The Mississippi Supreme Court found that distortion existed when the Department of Revenue (1) included capital of non-unitary subsidiaries in Comcast’s franchise tax base and (2) excluded unitary subsidiaries in Comcast’s franchise tax apportionment.
The Court recognized that Comcast could utilize the franchise tax statutes’ alternative relief mechanism because the standard method produced a distortive or unreasonable result. Accordingly, Comcast was allowed to remove non-unitary subsidiaries from its capital base and include unitary subsidiary amounts in its apportionment factor, resulting in a reduction of Mississippi franchise tax.
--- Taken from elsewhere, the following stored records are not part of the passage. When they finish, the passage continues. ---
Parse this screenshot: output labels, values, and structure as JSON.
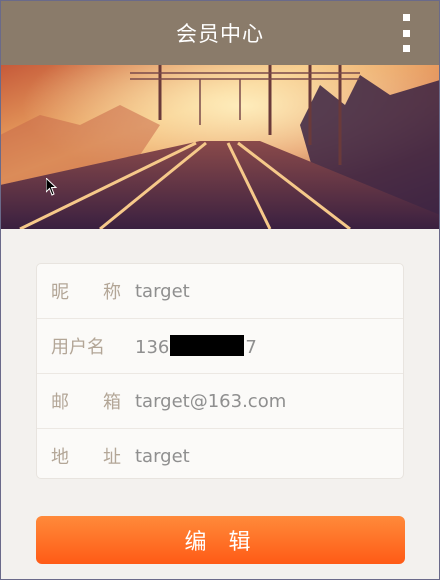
{
  "header": {
    "title": "会员中心",
    "menu_icon": "overflow-menu-icon"
  },
  "banner": {
    "image": "railway-tracks-sunset-photo"
  },
  "profile": {
    "nickname": {
      "label_chars": [
        "昵",
        "称"
      ],
      "value": "target"
    },
    "username": {
      "label": "用户名",
      "value_prefix": "136",
      "value_suffix": "7",
      "redacted": true
    },
    "email": {
      "label_chars": [
        "邮",
        "箱"
      ],
      "value": "target@163.com"
    },
    "address": {
      "label_chars": [
        "地",
        "址"
      ],
      "value": "target"
    }
  },
  "actions": {
    "edit_label": "编辑"
  },
  "colors": {
    "appbar": "#8a7b6a",
    "accent": "#ff6a22",
    "label": "#b3a697"
  }
}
Unlike several other states, Mississippi generally does not provide a reduction to the tax base for investments in subsidiaries. As a result, the Mississippi franchise tax has had the possibility of being distortive for taxpayers with significant investments in subsidiaries and/or passive investments with minimal connection to Mississippi. This case shows that there can be an opportunity to overcome this distortion, and taxpayers should consider whether they could benefit from a similar fact pattern.